- The services ran on the container are fast to develop, update and change.
- The container is de facto a new standard that has a great advantage. It gets over the obstacle of missing standards among architectures (private, hybrid, and public Cloud).
A deep dive about point d.
Any company has its own core business and in the majority of cases, it needs IT technology.
Any size of the company?
Yes, just think about your personal use of the mobile phone, maybe to book a table at the restaurant or buying a ticket for a movie. I’m also quite sure it will help us get over the Covid threat.
This is the reason why I’m still thinking that IT is not a “cost” but a way to get more business and money improving efficiency in any company.
Are there specif features to allow data mobility in the Kubernetes environment?
Yes, an example is Kasten K10 because it has many and advanced workload migration features (the topic will be well covered in the next articles).
What about services that can’t be containerized yet?
Is there a simple way to move data among different architectures?
Yes, that’s possible using copies of the data of VMs, Physical Servers.
In this business scenario, it’s important that the software can create Backup/Replicas wherever the workloads are located.
Is it enough? No, the software must be able to restore data within architectures.
For example, a customer can need to restore some on-premises workloads of his VMware architecture in a public cloud, or restore a backup of a VM located in a public cloud to a Hyper-V on-premises environment.
In other words, working with Backup/Replica and restore in a multi-cloud environment.
The next pictures show the Data Process.
I called it “The cycle of Data” because leveraging from a copy it is possible to freely move data from and to any Infrastructure (Public, hybrid, private Cloud).
Pictures 1 and 2 are just examples of the data-mobility concept. They can be modified by adding more platforms.

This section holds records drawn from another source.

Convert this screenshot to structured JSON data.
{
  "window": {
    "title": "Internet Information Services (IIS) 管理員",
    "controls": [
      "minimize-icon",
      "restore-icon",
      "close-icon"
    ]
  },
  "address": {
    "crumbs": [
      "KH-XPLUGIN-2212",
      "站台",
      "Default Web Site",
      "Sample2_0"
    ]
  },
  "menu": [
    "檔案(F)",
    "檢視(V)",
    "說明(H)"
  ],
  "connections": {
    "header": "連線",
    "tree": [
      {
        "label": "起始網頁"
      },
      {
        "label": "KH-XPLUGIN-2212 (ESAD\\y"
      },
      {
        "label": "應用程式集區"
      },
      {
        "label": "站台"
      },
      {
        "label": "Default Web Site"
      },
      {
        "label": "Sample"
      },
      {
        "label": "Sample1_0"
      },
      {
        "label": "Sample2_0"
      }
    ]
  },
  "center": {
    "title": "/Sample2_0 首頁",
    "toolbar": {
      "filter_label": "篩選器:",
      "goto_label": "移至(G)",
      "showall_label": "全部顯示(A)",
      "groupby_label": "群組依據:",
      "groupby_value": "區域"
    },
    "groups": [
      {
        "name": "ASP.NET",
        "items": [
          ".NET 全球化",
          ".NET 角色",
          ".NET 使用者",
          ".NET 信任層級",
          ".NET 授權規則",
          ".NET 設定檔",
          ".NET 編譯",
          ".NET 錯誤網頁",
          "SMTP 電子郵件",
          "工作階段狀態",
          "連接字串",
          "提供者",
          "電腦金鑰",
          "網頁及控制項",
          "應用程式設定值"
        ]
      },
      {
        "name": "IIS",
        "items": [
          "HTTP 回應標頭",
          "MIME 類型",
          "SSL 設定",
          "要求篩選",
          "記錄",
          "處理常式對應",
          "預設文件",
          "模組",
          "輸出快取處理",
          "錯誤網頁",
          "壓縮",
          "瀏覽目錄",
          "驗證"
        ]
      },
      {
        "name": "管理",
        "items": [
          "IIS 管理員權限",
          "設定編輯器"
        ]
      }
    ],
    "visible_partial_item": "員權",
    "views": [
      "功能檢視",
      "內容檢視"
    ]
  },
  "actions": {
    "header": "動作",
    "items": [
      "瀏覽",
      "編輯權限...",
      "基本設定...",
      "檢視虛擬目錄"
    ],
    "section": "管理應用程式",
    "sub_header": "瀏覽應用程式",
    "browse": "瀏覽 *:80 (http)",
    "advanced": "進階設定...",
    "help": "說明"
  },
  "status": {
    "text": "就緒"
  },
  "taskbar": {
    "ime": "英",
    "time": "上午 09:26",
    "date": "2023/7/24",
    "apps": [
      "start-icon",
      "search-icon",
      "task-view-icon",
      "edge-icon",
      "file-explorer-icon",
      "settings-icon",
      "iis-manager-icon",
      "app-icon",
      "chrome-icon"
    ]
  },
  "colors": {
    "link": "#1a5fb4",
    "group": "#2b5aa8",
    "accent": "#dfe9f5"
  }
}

The starting point of Picture 1 is a backup on-premises that can be restored on-premises and on-cloud. Picture 2 shows backup of a public cloud workload restored on cloud or on-premises.
It’s a circle where data can be moved around the platforms.
Note 4: A good suggestion is to use data-mobility architecture to set up a cold disaster recovery site (cold because data used to restore site are backup).
There is one last point to complete this article and that is the Replication features.
Note 5: For Replica I intend the way to create a mirror of the production workload. Comparing to backup, in this scenario the workload can be switched on without any restore operation because it is already written in the language of the host hypervisor.
The main scope of replica technology is to create a hot Disaster Recovery site.
More details about how to orchestrate DR are available on this site at the voice Veeam Availability Orchestrator (Now Veeam Disaster Recovery Orchestrator)
The replica can be developed with three different technologies:
- Lun/Storage replication
- I/O split
- Snapshot based
I’m going to cover those scenarios and Kasten k10 business cases in future articles.
That’s all for today folks.
See you soon, and take care.